The Senate voted 98-0 Thursday to show unified support for President Bush and troops in the Persian Gulf - but only after a day of behind-doors partisan bickering.

The vote came less than a week after the Senate voted by just a five-vote margin to authorize war."They (Democrats) didn't include the president in expressing the gratitude of Congress," complained Sen. Orrin Hatch, R-Utah, earlier in the day as the Senate tried to work out wording privately on a resolution that all could support.

Some Democrats had pushed for a resolution that would express support for the troops but not the president.

Senate Majority Leader George Mitchell, D-Maine, was anxious to avoid reopening debate on whether the nation should be at war and said, "We want to do this in a way to convey the unity we feel." But Minority Leader Bob Dole, R-Kan., said, "They (Democrats) don't want to say anything good about Bush."

The Senate finally agreed on a compromise that "commends and supports" Bush - but only in his role as commander in chief - and "unequivocally supports" the members of the armed services who it said are acting with "excellence, dedicated patriotism and exemplary bravery."

The behind-the-scenes partisan bickering drew harsh reaction from Utah's two senators.

"It's pathetic," Hatch said. "It's pathetic to allow partisan politics to enter in now when everyone knows we need total solidarity and we need to have the American people behind what's happening.
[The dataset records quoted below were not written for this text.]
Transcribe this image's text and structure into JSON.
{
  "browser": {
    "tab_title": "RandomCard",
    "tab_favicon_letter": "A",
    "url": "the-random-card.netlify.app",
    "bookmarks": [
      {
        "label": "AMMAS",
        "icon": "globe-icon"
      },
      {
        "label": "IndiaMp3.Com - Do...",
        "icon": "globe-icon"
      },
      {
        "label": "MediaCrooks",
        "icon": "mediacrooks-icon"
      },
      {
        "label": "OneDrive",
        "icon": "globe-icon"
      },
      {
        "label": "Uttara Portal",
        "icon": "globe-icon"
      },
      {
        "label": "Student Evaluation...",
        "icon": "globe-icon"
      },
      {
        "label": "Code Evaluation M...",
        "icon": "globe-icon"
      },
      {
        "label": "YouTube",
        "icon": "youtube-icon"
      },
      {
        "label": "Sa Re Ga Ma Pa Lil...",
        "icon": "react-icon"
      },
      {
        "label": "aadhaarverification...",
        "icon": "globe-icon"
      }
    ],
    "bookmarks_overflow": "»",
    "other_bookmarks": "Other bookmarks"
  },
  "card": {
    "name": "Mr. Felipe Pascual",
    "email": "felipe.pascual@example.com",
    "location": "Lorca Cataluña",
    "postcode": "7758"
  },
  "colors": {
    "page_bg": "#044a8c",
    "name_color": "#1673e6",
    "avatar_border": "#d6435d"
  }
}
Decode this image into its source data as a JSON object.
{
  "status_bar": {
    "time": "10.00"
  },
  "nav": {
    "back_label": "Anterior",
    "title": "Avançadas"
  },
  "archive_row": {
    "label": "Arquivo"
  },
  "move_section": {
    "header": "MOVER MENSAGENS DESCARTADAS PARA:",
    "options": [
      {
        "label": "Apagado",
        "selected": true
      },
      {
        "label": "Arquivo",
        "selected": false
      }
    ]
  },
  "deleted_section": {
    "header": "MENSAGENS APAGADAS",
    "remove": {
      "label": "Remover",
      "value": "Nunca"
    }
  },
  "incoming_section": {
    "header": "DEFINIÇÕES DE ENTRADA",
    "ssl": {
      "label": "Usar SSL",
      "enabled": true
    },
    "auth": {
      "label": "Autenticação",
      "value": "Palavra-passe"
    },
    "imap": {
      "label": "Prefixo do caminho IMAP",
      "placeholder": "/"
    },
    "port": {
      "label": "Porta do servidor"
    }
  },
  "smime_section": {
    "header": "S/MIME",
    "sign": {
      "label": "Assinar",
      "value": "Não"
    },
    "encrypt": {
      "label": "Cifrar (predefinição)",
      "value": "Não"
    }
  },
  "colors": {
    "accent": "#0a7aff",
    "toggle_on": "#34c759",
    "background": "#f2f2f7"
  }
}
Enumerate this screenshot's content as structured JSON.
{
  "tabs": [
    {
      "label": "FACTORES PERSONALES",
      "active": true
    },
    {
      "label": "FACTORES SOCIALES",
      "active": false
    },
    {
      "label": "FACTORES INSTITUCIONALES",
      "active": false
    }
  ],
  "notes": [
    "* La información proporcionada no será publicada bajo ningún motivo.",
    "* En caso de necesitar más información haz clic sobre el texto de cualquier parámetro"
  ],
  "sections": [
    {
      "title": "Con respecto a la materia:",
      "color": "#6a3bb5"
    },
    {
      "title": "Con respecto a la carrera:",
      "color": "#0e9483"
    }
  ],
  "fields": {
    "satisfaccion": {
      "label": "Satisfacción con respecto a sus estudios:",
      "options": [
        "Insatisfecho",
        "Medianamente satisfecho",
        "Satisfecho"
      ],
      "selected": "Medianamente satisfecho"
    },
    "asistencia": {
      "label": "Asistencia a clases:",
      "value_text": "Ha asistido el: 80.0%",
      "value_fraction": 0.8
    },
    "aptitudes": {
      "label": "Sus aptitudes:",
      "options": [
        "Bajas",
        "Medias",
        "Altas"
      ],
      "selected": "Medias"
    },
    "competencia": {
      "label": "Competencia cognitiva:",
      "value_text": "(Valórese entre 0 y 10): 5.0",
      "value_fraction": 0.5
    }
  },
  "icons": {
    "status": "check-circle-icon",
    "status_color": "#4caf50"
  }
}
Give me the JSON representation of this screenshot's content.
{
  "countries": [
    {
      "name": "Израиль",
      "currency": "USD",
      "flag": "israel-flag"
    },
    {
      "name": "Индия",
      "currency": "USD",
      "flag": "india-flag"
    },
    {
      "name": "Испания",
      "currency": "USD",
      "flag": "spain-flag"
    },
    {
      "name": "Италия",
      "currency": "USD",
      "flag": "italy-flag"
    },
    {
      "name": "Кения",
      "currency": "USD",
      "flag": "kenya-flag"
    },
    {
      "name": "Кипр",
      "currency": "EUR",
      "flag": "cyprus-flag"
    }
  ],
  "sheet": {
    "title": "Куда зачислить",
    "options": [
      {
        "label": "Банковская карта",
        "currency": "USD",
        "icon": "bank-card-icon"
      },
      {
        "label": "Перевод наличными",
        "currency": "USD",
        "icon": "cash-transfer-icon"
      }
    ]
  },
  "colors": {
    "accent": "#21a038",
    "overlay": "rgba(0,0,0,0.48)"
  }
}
I'm frankly offended.

"I think it's time to get rid of the partisan politics and do what's best for our young men and women, saving as many lives as we can and pulling together."

Sen. Jake Garn, R-Utah, said, "Certainly the bickering that went on today has no place whatsoever in a time of war. Partisan bickering should go out. So I'm very pleased that it's been resolved."

Hatch earlier in the day had also complained that some Senate members who had voted against the president on Saturday "want to have it both ways" by supporting the president now that the war has begun and appears to be going well.

But those who had voted against the president said it was simply time to unite behind Bush. Sen. Robert Byrd, D-W.Va., said, "Together we stand in support of our men and women on the front line."

As the House prepared to debate a similar resolution on Friday, all members from Utah also expressed strong support of the president and the war.